Take each line below that has "name" and copy it.

====== Entries shown ======

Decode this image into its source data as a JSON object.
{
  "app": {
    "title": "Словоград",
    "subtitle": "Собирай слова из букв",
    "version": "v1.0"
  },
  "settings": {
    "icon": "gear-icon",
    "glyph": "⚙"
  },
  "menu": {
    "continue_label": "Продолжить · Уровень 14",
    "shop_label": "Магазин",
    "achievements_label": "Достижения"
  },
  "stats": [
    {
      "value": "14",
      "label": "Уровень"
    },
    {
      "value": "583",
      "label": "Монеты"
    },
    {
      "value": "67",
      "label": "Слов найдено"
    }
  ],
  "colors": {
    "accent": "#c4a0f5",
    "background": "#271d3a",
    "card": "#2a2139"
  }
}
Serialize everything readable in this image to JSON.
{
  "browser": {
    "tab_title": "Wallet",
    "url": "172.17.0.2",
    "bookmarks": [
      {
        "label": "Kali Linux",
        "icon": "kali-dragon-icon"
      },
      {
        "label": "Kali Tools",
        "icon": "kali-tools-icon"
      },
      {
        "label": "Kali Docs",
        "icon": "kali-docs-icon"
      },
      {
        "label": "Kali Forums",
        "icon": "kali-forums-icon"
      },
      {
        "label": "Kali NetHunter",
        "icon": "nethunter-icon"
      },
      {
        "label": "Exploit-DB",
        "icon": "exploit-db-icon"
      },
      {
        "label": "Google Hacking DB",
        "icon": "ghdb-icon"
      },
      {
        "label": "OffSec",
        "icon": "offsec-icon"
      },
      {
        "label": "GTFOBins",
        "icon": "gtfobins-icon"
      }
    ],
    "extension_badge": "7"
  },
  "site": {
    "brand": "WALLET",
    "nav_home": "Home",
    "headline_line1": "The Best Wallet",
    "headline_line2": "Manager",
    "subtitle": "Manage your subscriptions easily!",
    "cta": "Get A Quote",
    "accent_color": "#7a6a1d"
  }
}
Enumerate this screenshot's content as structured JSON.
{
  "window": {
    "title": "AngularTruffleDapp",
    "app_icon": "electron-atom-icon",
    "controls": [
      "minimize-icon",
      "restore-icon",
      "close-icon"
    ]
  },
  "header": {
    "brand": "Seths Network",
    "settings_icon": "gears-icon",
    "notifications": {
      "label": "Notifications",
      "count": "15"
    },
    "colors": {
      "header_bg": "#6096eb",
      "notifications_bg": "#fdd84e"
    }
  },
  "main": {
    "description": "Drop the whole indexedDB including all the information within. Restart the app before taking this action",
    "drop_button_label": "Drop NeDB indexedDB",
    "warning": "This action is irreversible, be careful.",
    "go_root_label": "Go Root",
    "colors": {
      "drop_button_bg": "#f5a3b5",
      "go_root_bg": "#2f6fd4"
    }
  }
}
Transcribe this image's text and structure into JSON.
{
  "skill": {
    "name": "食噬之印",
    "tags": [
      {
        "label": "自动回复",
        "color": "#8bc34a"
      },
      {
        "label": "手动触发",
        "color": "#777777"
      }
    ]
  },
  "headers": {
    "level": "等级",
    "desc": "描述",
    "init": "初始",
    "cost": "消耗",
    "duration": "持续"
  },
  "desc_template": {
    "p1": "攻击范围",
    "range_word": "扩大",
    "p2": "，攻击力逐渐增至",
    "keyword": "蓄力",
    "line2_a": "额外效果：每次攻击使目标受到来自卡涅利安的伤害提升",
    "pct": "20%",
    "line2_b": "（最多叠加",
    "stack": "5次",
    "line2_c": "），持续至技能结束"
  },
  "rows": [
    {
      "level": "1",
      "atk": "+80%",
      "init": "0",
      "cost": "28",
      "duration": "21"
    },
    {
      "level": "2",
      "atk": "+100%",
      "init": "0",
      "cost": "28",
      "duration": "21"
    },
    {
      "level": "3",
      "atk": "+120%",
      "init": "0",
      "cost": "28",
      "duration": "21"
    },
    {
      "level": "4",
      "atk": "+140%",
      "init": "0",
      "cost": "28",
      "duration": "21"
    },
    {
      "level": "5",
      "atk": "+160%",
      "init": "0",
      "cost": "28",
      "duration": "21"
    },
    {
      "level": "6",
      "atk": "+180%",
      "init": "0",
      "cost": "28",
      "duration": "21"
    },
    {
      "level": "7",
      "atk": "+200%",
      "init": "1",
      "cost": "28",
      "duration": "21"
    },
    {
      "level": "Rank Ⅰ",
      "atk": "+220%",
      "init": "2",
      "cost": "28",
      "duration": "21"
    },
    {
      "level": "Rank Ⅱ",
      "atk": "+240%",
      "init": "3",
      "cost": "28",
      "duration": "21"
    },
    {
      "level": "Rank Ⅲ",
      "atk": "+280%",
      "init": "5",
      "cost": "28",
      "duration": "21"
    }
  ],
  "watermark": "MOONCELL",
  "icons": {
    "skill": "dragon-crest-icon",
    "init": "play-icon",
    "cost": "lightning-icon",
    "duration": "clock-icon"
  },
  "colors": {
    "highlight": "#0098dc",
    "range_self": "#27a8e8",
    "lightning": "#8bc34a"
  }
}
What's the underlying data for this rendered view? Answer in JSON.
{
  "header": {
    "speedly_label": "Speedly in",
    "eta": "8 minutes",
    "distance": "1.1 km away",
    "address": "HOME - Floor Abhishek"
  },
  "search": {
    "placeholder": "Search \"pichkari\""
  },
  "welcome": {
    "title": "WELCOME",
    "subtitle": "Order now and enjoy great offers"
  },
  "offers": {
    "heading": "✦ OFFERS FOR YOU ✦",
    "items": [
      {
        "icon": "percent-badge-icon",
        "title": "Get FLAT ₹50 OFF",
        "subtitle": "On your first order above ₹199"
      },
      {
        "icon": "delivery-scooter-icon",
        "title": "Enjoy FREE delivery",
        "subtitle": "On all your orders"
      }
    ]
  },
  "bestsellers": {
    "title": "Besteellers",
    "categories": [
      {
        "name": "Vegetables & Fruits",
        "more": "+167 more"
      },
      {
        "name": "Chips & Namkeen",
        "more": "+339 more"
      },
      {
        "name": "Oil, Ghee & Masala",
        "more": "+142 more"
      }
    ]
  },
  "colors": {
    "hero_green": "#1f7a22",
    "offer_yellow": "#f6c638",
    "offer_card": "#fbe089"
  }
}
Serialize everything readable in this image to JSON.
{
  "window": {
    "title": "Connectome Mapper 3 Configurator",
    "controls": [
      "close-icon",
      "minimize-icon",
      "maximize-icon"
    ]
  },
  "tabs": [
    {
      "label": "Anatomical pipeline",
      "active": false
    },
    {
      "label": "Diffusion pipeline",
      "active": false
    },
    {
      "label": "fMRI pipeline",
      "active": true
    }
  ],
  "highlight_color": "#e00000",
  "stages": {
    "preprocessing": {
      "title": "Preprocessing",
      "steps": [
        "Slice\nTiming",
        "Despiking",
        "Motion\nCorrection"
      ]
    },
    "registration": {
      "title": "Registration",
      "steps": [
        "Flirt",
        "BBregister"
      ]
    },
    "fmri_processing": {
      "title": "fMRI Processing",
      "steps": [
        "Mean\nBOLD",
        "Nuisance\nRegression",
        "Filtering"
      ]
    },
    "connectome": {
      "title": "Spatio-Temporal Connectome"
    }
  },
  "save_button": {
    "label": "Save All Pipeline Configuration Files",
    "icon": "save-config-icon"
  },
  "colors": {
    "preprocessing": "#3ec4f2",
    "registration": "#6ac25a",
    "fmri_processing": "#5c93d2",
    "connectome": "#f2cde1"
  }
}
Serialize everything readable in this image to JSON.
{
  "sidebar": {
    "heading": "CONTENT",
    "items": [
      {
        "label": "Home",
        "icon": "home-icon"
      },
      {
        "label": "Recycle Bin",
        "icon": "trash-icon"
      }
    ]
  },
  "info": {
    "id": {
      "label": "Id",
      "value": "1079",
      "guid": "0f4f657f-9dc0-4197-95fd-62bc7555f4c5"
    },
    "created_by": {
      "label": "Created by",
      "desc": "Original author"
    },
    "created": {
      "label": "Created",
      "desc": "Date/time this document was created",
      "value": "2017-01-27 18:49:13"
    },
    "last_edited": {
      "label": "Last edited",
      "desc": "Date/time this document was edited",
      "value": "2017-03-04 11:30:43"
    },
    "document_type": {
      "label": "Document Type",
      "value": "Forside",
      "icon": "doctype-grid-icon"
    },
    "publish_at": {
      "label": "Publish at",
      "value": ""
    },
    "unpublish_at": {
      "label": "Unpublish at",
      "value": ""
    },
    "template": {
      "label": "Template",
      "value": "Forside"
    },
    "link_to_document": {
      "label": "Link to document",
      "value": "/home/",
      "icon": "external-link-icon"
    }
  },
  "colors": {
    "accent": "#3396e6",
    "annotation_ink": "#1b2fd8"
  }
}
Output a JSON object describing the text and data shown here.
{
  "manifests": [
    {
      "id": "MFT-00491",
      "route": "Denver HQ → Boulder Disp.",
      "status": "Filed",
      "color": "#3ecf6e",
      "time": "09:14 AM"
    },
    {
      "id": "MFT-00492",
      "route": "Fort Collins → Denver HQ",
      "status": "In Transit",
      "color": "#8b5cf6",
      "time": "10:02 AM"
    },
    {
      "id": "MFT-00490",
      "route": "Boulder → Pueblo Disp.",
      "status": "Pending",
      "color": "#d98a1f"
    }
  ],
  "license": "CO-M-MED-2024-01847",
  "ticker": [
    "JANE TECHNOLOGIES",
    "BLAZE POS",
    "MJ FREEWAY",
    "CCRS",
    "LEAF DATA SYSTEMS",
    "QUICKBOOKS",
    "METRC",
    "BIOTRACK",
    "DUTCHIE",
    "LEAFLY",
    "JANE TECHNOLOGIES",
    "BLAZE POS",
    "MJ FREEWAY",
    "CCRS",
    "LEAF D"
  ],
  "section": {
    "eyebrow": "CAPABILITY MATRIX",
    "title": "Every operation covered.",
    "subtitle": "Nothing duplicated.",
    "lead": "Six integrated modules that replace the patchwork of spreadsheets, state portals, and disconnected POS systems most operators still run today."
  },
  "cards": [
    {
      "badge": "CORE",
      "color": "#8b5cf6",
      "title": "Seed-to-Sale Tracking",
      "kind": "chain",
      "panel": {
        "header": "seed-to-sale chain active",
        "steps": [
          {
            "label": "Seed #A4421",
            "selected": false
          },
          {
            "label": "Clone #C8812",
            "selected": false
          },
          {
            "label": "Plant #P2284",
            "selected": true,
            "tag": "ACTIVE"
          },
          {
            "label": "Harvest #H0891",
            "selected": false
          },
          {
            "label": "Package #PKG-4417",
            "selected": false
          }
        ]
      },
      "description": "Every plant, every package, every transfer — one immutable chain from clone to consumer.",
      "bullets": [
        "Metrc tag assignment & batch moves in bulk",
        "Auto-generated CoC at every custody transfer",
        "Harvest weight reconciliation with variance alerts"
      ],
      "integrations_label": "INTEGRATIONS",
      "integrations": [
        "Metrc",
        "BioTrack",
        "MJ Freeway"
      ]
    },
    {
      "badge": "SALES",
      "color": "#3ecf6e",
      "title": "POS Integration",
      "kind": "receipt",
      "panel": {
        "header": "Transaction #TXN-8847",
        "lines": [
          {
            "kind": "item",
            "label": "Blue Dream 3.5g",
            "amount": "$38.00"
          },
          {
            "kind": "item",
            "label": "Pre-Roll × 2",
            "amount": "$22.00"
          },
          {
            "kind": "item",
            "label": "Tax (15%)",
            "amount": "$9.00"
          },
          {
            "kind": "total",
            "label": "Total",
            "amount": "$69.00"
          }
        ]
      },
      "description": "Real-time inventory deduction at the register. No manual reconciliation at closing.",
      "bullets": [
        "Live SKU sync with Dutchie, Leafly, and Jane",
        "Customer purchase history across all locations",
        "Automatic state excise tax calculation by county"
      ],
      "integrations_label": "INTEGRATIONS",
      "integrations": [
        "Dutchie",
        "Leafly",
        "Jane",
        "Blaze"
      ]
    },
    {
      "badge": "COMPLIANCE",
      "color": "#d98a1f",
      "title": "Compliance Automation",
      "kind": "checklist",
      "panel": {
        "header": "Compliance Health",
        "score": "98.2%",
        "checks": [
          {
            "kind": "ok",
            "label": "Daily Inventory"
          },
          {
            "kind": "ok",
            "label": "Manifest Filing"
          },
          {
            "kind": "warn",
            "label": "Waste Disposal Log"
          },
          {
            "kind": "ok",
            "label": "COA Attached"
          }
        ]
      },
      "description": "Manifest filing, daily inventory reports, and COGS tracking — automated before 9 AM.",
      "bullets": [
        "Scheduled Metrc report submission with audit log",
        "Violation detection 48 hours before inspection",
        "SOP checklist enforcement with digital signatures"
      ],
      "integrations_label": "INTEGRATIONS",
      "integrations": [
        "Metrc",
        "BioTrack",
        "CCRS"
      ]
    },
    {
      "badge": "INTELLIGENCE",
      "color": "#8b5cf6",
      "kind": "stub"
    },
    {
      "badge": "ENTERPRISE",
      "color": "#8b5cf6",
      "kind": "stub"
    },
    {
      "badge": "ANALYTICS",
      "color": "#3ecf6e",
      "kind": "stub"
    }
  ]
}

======

> **Result of this exercise**
    "name": "食噬之印",
        "name": "Vegetables & Fruits",
        "name": "Chips & Namkeen",
        "name": "Oil, Ghee & Masala",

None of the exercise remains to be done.